Matthew McConaughey's chest-thumping chant wasn't scripted

When speaking about his life and career on Twitter, Matthew McConaughey revealed that the lunch scene he has with Leonardo DiCaprio in "The Wold of Wall Street" was partly improvised. Indeed, it turns out that the moment when McConaughey's Mark Hanna starts hitting his own chest and chanting was inspired by something the actor typically does before filming his scenes. 

"The actual [chant], that is something that I'll do not only in this film, I'll do it before scenes in a lot of films," McConaughey revealed. "I'll come up with a different tune and it's a relaxation tool for me. It's musical, so it gets me out of my head because I don't want to be thinking as an actor, I want to be doing." He added that the exercise "keeps my voice low and keeps my instrument loose."

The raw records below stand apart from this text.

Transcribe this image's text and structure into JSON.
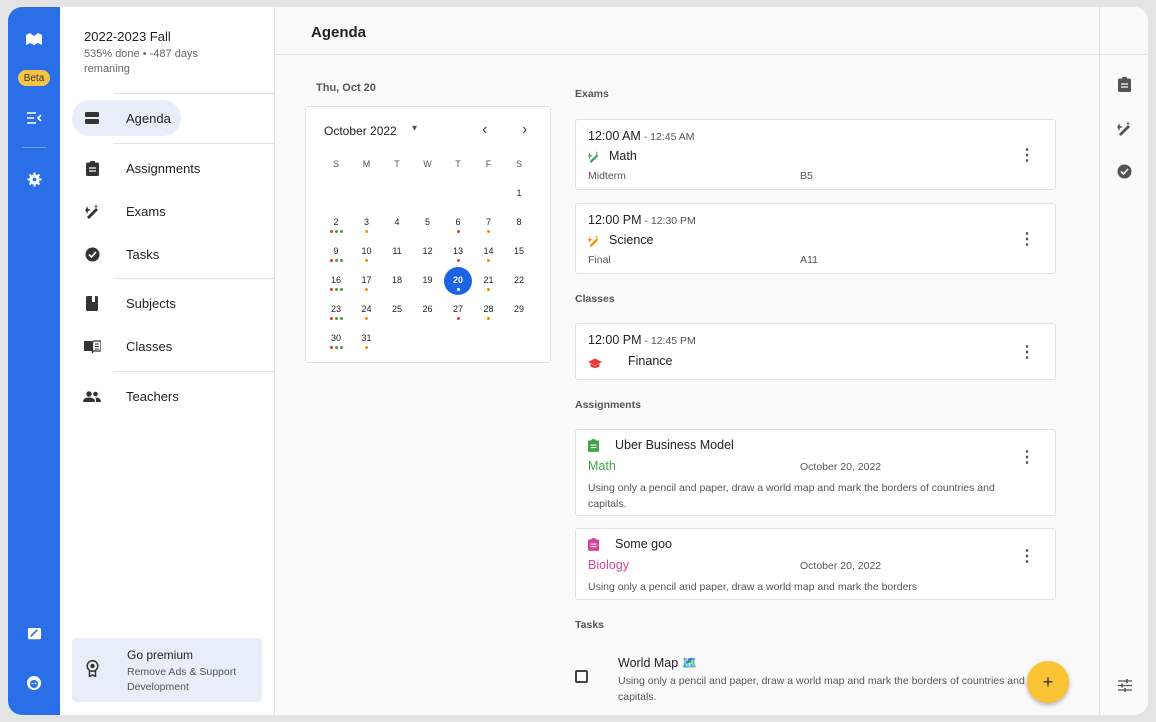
{
  "rail": {
    "beta": "Beta",
    "icons": [
      "logo-icon",
      "menu-collapse-icon",
      "settings-icon",
      "feedback-icon",
      "profile-icon"
    ]
  },
  "sidebar": {
    "term_title": "2022-2023 Fall",
    "term_sub": "535% done • -487 days remaning",
    "items": [
      {
        "label": "Agenda",
        "icon": "agenda-icon"
      },
      {
        "label": "Assignments",
        "icon": "assignment-icon"
      },
      {
        "label": "Exams",
        "icon": "exam-icon"
      },
      {
        "label": "Tasks",
        "icon": "task-icon"
      },
      {
        "label": "Subjects",
        "icon": "subject-icon"
      },
      {
        "label": "Classes",
        "icon": "class-icon"
      },
      {
        "label": "Teachers",
        "icon": "teachers-icon"
      }
    ],
    "premium_title": "Go premium",
    "premium_sub": "Remove Ads & Support Development"
  },
  "header": {
    "title": "Agenda"
  },
  "calendar": {
    "selected_date": "Thu, Oct 20",
    "month": "October 2022",
    "dow": [
      "S",
      "M",
      "T",
      "W",
      "T",
      "F",
      "S"
    ],
    "days": [
      "1",
      "2",
      "3",
      "4",
      "5",
      "6",
      "7",
      "8",
      "9",
      "10",
      "11",
      "12",
      "13",
      "14",
      "15",
      "16",
      "17",
      "18",
      "19",
      "20",
      "21",
      "22",
      "23",
      "24",
      "25",
      "26",
      "27",
      "28",
      "29",
      "30",
      "31"
    ],
    "today": "20",
    "colors": {
      "red": "#e53935",
      "green": "#43a047",
      "orange": "#fb8c00",
      "blue": "#1a64e2"
    }
  },
  "sections": {
    "exams": "Exams",
    "classes": "Classes",
    "assignments": "Assignments",
    "tasks": "Tasks"
  },
  "exams": [
    {
      "time": "12:00 AM",
      "end": " - 12:45 AM",
      "subject": "Math",
      "type": "Midterm",
      "room": "B5",
      "color": "#43a047"
    },
    {
      "time": "12:00 PM",
      "end": " - 12:30 PM",
      "subject": "Science",
      "type": "Final",
      "room": "A11",
      "color": "#fb8c00"
    }
  ],
  "classes": [
    {
      "time": "12:00 PM",
      "end": " - 12:45 PM",
      "subject": "Finance",
      "color": "#e53935"
    }
  ],
  "assignments": [
    {
      "title": "Uber Business Model",
      "subject": "Math",
      "date": "October 20, 2022",
      "desc": "Using only a pencil and paper, draw a world map and mark the borders of countries and capitals.",
      "color": "#43a047"
    },
    {
      "title": "Some goo",
      "subject": "Biology",
      "date": "October 20, 2022",
      "desc": "Using only a pencil and paper, draw a world map and mark the borders",
      "color": "#d6459a"
    }
  ],
  "tasks": [
    {
      "title": "World Map 🗺️",
      "desc": "Using only a pencil and paper, draw a world map and mark the borders of countries and capitals."
    }
  ],
  "fab": "+",
  "more": "⋮",
  "nav_prev": "‹",
  "nav_next": "›",
  "dropdown": "▾"
}
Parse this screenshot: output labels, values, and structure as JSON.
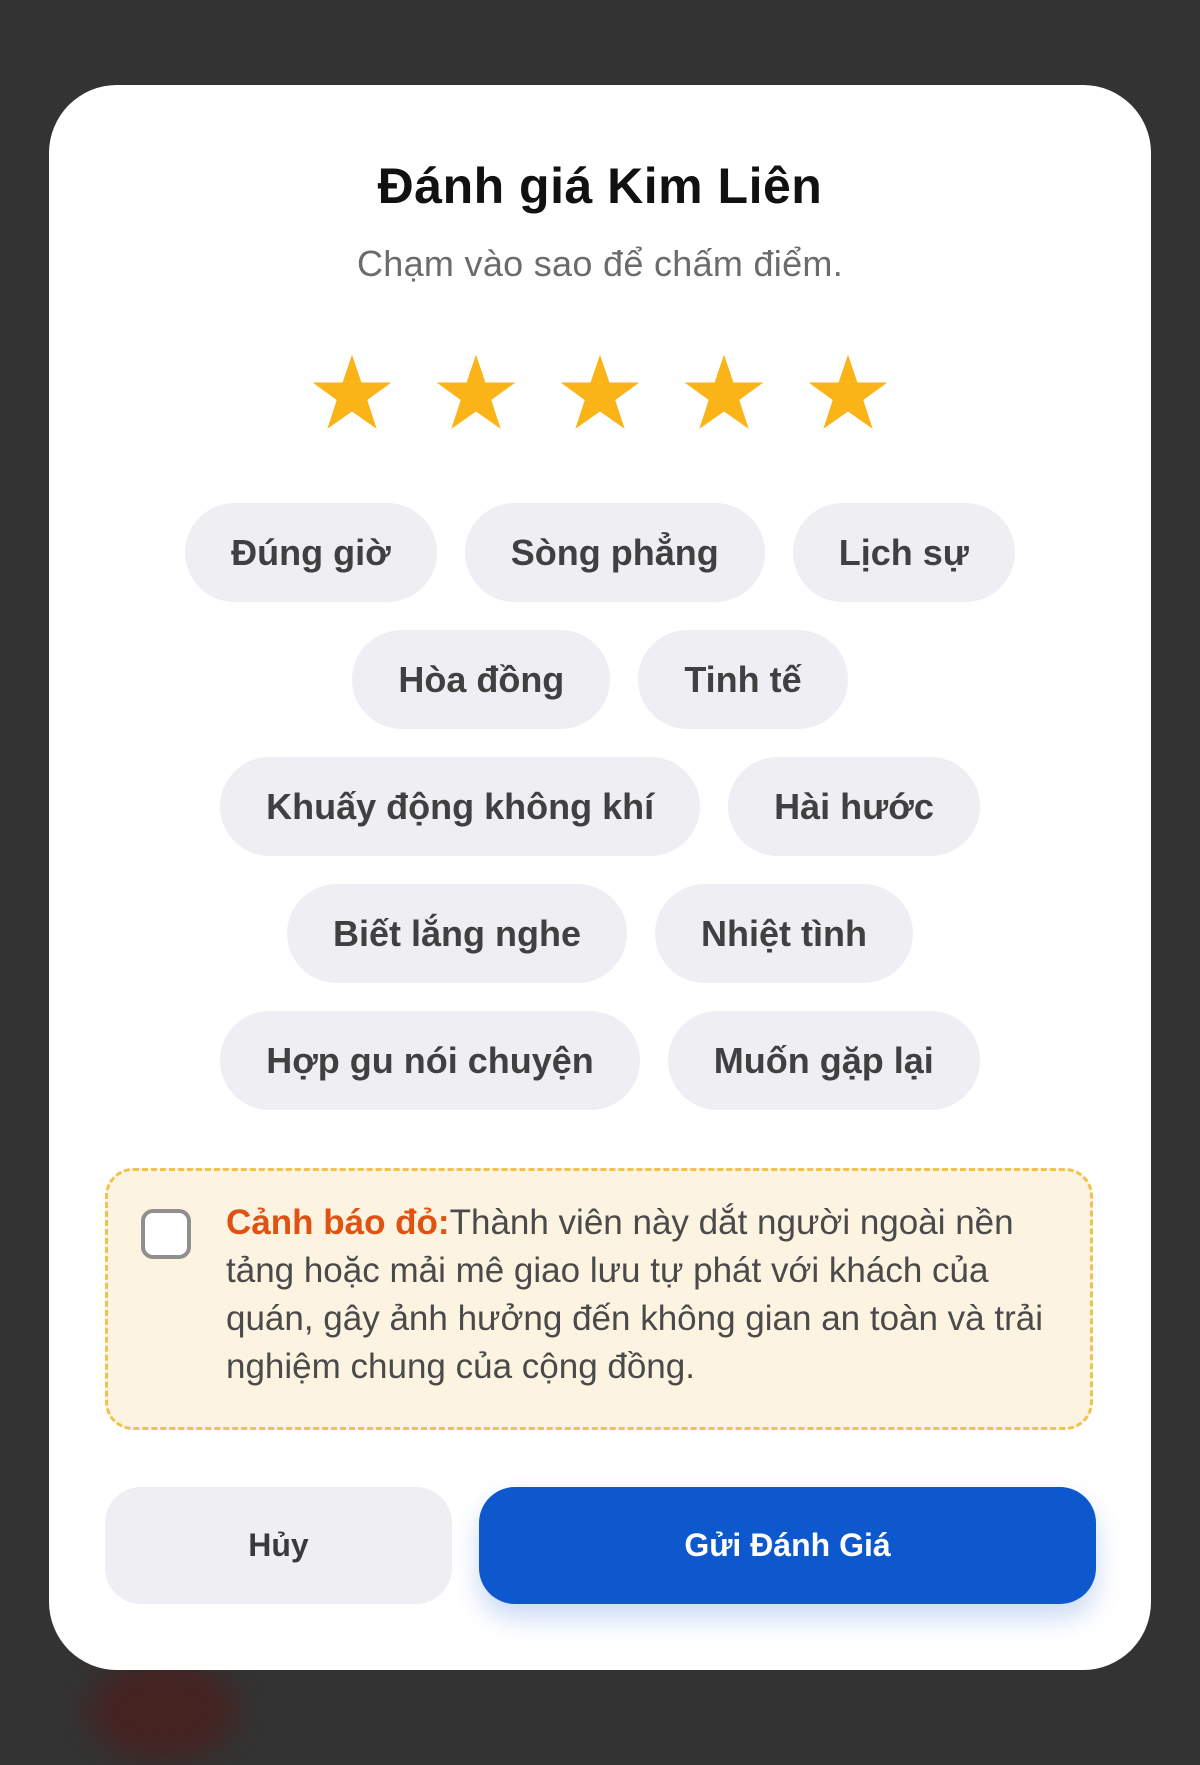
{
  "dialog": {
    "title": "Đánh giá Kim Liên",
    "subtitle": "Chạm vào sao để chấm điểm."
  },
  "rating": {
    "value": 5,
    "max": 5,
    "star_color": "#fbb417"
  },
  "tags": [
    {
      "label": "Đúng giờ"
    },
    {
      "label": "Sòng phẳng"
    },
    {
      "label": "Lịch sự"
    },
    {
      "label": "Hòa đồng"
    },
    {
      "label": "Tinh tế"
    },
    {
      "label": "Khuấy động không khí"
    },
    {
      "label": "Hài hước"
    },
    {
      "label": "Biết lắng nghe"
    },
    {
      "label": "Nhiệt tình"
    },
    {
      "label": "Hợp gu nói chuyện"
    },
    {
      "label": "Muốn gặp lại"
    }
  ],
  "warning": {
    "checked": false,
    "label": "Cảnh báo đỏ:",
    "text": "Thành viên này dắt người ngoài nền tảng hoặc mải mê giao lưu tự phát với khách của quán, gây ảnh hưởng đến không gian an toàn và trải nghiệm chung của cộng đồng."
  },
  "buttons": {
    "cancel_label": "Hủy",
    "submit_label": "Gửi Đánh Giá"
  },
  "colors": {
    "overlay": "#333333",
    "primary": "#0d58cc",
    "warning_label": "#e05212",
    "warning_bg": "#fdf3e1",
    "warning_border": "#f2c24f",
    "chip_bg": "#efeff3"
  }
}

McConaughey also revealed that, after filming their "Wolf of Wall Street" scene several times, it was Leonardo DiCaprio who came up with the idea of bringing McConaughey's chant into the film. McConaughey explained that the two actors had already done "five takes" of the scene by the time the chant entered the conversation, saying, "As we're packing up to move onto another setup for another scene, Leonardo goes, 'What's that thing you're doing before the scene? What if you put that in the scene?'"

Obviously, this story says a lot about DiCaprio and how he's always thinking about getting the best performances out of his scene partners as well as himself.